* [PROBLEM]:
Repeat each entry below exactly as it stands.

* [SUPPLIED ENTRIES]:
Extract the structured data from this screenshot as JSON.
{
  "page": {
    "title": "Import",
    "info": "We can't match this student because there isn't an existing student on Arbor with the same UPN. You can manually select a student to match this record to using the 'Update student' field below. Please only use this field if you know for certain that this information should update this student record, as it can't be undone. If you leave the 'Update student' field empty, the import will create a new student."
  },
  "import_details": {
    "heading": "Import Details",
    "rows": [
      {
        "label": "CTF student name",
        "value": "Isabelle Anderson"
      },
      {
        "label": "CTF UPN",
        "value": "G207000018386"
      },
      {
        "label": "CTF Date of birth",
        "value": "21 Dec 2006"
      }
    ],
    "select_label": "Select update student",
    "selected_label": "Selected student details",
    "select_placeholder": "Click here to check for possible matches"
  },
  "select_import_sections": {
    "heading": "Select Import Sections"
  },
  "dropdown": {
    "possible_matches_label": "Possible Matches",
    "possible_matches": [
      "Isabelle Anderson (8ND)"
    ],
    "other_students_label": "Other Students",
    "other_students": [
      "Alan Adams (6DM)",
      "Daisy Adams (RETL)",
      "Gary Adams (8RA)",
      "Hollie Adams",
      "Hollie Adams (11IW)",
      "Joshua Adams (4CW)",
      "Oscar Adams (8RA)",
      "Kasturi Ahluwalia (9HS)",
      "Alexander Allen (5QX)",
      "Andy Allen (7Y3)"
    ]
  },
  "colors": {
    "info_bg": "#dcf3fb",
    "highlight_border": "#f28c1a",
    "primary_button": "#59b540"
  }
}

* [OUTPUT OF THE EXERCISE]:
Extract the structured data from this screenshot as JSON.
{
  "page": {
    "title": "Import",
    "info": "We can't match this student because there isn't an existing student on Arbor with the same UPN. You can manually select a student to match this record to using the 'Update student' field below. Please only use this field if you know for certain that this information should update this student record, as it can't be undone. If you leave the 'Update student' field empty, the import will create a new student."
  },
  "import_details": {
    "heading": "Import Details",
    "rows": [
      {
        "label": "CTF student name",
        "value": "Isabelle Anderson"
      },
      {
        "label": "CTF UPN",
        "value": "G207000018386"
      },
      {
        "label": "CTF Date of birth",
        "value": "21 Dec 2006"
      }
    ],
    "select_label": "Select update student",
    "selected_label": "Selected student details",
    "select_placeholder": "Click here to check for possible matches"
  },
  "select_import_sections": {
    "heading": "Select Import Sections"
  },
  "dropdown": {
    "possible_matches_label": "Possible Matches",
    "possible_matches": [
      "Isabelle Anderson (8ND)"
    ],
    "other_students_label": "Other Students",
    "other_students": [
      "Alan Adams (6DM)",
      "Daisy Adams (RETL)",
      "Gary Adams (8RA)",
      "Hollie Adams",
      "Hollie Adams (11IW)",
      "Joshua Adams (4CW)",
      "Oscar Adams (8RA)",
      "Kasturi Ahluwalia (9HS)",
      "Alexander Allen (5QX)",
      "Andy Allen (7Y3)"
    ]
  },
  "colors": {
    "info_bg": "#dcf3fb",
    "highlight_border": "#f28c1a",
    "primary_button": "#59b540"
  }
}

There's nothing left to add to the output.